# Directions for this task
State the number of lines in the material below that have "налога" in them, without any other text.

# Supplied information
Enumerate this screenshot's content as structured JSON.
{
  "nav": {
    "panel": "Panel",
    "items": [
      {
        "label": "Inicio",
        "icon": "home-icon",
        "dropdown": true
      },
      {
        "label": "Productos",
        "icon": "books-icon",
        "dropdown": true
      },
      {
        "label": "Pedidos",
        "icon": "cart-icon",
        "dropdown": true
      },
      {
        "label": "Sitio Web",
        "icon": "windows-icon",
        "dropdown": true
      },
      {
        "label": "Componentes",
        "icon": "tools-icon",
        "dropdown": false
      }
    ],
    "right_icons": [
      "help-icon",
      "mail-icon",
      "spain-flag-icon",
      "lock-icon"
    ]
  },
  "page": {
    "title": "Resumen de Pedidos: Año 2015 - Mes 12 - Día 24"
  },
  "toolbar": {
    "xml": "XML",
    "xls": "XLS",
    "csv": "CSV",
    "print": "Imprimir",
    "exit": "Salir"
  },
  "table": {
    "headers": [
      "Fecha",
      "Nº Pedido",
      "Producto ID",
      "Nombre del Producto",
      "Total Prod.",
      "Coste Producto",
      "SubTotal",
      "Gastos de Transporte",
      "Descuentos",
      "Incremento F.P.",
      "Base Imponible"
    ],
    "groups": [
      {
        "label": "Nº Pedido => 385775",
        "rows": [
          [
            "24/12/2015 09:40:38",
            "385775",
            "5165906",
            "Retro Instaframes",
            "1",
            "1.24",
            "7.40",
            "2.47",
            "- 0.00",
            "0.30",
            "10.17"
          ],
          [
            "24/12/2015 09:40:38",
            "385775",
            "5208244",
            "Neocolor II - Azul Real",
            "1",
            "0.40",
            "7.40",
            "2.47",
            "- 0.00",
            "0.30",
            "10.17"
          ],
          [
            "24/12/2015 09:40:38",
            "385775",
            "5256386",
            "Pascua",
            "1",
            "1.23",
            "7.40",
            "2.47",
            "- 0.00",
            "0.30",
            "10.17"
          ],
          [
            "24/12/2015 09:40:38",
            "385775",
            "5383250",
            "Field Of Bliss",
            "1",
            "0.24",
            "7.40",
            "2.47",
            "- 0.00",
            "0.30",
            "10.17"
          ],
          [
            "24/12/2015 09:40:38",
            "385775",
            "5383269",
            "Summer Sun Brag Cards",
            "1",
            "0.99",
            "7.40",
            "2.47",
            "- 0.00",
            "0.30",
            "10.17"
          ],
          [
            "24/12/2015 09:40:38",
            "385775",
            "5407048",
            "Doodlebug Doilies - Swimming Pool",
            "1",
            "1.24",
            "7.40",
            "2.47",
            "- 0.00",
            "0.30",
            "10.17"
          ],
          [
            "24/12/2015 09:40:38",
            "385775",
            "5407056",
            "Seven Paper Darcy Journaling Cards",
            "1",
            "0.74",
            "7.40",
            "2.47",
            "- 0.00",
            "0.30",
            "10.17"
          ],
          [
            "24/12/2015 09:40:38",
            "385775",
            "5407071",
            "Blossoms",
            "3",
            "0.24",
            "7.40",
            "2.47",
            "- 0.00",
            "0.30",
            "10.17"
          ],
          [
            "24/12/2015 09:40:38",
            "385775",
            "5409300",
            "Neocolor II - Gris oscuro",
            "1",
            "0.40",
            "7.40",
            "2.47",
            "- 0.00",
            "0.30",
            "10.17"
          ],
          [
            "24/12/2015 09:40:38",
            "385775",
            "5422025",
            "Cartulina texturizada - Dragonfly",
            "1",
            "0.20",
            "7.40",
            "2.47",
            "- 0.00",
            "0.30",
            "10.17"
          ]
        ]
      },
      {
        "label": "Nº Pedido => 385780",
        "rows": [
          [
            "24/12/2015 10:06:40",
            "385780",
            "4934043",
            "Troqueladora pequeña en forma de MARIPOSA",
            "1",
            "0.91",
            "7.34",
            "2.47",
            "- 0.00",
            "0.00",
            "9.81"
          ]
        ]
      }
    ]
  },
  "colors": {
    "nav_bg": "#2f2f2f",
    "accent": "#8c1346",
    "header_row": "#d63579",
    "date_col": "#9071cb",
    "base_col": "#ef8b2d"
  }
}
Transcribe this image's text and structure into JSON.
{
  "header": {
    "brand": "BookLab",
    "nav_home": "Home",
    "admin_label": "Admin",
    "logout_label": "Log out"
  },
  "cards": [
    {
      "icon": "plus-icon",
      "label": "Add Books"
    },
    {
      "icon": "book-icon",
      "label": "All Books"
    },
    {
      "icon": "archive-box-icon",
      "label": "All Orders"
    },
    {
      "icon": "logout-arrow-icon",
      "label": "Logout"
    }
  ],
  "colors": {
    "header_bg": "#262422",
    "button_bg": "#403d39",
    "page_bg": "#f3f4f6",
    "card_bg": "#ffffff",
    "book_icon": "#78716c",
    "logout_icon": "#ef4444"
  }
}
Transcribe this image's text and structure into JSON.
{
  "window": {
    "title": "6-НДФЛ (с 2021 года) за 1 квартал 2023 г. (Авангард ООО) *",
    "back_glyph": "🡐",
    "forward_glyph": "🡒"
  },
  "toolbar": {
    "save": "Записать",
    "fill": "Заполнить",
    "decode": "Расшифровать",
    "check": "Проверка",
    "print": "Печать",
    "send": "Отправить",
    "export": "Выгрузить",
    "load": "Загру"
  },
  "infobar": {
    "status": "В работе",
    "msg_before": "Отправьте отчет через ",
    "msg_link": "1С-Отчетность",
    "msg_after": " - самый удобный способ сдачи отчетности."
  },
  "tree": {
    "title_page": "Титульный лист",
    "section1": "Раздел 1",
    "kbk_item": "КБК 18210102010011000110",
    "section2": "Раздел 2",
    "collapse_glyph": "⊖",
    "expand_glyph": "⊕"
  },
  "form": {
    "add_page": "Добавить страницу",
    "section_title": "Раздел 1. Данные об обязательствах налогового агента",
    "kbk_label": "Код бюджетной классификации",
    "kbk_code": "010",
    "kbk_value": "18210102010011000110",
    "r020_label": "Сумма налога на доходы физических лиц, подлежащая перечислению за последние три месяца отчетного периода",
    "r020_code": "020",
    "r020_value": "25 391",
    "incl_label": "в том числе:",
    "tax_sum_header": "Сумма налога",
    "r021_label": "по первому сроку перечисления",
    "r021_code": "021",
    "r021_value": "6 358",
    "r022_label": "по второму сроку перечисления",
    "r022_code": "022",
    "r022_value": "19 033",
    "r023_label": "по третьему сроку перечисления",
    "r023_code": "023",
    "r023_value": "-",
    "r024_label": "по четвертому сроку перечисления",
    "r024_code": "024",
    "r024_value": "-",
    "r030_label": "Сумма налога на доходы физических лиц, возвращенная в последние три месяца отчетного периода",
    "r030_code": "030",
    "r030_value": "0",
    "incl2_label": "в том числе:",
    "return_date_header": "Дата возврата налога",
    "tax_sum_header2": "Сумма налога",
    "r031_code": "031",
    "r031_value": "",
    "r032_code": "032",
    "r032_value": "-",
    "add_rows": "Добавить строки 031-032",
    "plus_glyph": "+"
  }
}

# Response box
5